by Louise Gluck
Even now this landscape is assembling.
The hills darken. The oxen
sleep in their blue yoke,
the fields having been
picked clean, the sheaves
bound evenly and piled at the roadside
among cinquefoil, as the toothed moon rises:
This is the barrenness
of harvest or pestilence
and the wife leaning out the window
with her hand extended, as in payment,
and the seeds
distinct, gold, calling
Come here, little one
And the soul creeps out of the tree.
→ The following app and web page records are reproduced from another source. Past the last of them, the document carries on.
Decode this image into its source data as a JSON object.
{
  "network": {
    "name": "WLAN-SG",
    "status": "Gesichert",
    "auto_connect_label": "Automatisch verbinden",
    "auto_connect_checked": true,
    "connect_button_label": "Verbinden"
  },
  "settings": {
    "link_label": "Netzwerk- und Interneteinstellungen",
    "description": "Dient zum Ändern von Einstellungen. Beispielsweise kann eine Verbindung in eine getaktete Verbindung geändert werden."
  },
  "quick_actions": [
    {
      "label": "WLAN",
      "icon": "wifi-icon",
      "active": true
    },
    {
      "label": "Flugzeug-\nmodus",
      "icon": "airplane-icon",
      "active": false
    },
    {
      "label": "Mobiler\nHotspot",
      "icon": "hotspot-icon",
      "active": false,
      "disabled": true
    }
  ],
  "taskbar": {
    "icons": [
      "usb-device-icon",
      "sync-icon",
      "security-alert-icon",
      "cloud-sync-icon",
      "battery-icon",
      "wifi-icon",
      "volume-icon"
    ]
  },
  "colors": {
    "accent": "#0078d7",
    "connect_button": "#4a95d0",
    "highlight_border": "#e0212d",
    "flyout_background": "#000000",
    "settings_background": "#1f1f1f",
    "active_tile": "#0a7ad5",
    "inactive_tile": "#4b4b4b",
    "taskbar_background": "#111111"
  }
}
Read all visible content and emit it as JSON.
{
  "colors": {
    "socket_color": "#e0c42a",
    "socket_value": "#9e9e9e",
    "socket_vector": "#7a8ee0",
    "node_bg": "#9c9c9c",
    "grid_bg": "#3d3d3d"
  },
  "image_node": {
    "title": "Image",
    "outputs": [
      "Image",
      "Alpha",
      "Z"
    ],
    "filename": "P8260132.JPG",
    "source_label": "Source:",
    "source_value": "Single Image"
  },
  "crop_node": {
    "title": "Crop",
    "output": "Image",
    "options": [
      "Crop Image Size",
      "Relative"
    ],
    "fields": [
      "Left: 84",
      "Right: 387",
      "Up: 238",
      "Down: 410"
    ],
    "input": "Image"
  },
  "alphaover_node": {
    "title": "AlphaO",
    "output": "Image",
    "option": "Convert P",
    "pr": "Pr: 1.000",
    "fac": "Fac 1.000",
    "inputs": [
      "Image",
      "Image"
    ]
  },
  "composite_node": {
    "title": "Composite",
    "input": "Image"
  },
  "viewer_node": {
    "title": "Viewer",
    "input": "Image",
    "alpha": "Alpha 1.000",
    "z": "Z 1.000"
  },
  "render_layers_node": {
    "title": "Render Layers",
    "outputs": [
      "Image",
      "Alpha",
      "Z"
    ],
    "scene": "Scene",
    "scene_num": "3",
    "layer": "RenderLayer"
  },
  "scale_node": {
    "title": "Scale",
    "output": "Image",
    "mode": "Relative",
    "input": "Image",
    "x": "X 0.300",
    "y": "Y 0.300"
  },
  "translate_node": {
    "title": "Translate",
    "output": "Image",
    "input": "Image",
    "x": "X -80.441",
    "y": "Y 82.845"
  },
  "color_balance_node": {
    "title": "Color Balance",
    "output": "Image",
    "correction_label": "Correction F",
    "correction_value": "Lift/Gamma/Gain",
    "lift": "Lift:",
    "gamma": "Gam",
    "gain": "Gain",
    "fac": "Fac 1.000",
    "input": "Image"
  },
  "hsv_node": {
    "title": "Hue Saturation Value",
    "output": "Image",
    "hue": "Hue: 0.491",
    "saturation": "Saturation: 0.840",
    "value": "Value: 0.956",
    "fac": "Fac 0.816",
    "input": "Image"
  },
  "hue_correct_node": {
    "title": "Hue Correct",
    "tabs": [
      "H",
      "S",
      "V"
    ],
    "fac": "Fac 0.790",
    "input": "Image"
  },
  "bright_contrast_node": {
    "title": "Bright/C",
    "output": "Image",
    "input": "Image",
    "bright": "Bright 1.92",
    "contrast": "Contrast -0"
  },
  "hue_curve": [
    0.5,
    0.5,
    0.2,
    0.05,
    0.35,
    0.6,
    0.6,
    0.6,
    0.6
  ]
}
Louise Gluck (American, born 1943), author of twelve books of poetry, has won many awards for her work including, in 1993, the Pulitzer for her collection The Wild Iris. She served as US Poet Laureate from 2003-2004. "All Hallows" is from her collection The House on Marshland.